I’ve also heard a few rebuttals to issues that others have had with the idea of switching to the Fuji system, here’s what I have to say about those:

“I won’t be taken seriously as a photographer if I don’t have a massive camera or a name brand like Canon or Nikon”

This is more your concern of an outward response from people who typically know nothing about photography. If you’re a professional, be a professional. It is not up to outside opinions how well you do your job, and I can rest assured that these cameras can absolutely handle the caliber of work that I was doing on my 5D Mark IV, and then some. Also, the tool is just that- a tool. Shooting Canon or Nikon won’t make you a ‘better’ photographer for the size and status of it. I’ve actually found huge benefit from the camera being smaller, as it allows me to virtually go anywhere without question or hesitation if i’m going to be disruptive or invasive.

“It’s crop sensor, I need to shoot full frame”
In all honesty, I barely notice the difference at all from the crop sensor.
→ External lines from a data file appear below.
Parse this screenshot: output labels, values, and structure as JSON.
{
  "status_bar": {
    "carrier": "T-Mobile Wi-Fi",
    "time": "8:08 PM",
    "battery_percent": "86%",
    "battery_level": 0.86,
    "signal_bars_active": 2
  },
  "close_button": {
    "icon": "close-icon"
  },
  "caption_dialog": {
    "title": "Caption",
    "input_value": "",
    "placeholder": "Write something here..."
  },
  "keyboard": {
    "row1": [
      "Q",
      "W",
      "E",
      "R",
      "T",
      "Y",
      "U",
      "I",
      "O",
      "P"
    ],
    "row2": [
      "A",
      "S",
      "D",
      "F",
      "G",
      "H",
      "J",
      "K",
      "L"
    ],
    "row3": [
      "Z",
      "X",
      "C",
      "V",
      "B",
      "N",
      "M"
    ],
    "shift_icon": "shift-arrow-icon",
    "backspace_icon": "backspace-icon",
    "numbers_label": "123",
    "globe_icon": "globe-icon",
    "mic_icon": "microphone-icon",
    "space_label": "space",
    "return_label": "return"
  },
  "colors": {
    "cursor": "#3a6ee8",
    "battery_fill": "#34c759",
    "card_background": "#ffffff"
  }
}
I just shoot on the equivalent lenses (x1.5 of the crop sensor lens to get the equivalent.) So, instead of a 35mm lens, I shoot on a 23mm lens. Instead of the 135, I shoot on it’s equivalent of the 90mm lens. Also, you really don’t lose that much bokeh or the ‘creamy’ look that so many photographers love. Also also – there are more aperture options than just 1.4 – using them to tell more of the story allows you to push yourself WAY more. Gone are the days of using bokeh as a crutch for a beautiful image.
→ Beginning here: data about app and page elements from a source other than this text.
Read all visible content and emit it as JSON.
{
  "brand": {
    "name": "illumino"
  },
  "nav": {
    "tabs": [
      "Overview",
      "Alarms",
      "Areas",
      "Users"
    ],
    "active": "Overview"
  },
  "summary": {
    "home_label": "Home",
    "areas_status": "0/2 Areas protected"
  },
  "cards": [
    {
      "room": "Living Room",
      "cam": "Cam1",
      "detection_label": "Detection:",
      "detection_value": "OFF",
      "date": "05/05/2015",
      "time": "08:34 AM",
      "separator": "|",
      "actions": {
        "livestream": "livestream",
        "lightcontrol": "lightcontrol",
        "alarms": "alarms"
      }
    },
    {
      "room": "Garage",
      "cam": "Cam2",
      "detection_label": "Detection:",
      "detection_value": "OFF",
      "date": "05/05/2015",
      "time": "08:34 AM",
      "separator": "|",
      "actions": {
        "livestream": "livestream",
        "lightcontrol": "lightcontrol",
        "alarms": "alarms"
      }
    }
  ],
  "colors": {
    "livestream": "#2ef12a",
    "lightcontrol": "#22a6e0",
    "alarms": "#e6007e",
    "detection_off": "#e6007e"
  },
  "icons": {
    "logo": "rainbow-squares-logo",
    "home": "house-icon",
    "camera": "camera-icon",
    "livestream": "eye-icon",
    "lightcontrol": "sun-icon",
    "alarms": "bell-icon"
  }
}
“Batteries drain so much faster than a DSLR on a mirrorless system”

Okay fine, this one is definitely true. I go through about 1 battery every 90 minutes or so with Fuji. But there are a few ways to preserve your battery life that I practice with my Fuji Cameras. First off, I make sure to turn off my cameras between shooting. I did this on Canon anyway, but its a good practice to begin doing no matter your system. Second, I keep batteries in my pockets at all times, and carry a charger with me so I can keep some batteries charging after I’ve used them up. Honestly, i’m even considering getting a fanny pack for the rest of my season for both batteries and cards (hip. I know). It’s just become part of the trade off for shooting Fuji over Canon and it’s not as big of a deal as you think if you’re prepared!

If you’re a professional photographer considering the jump, I definitely recommend renting the XT3 and playing around with it. If you’re just looking for a camera for fun or blogging, you should certainly check out the Fuji x100f. If you all have any questions Fuji related, definitely don’t hesitate to ask!

comments +

Leave a Reply

Your email address will not be published. Required fields are marked *

Bree woolliscroft photography's

FOLLOW ALONG @breewoollyphoto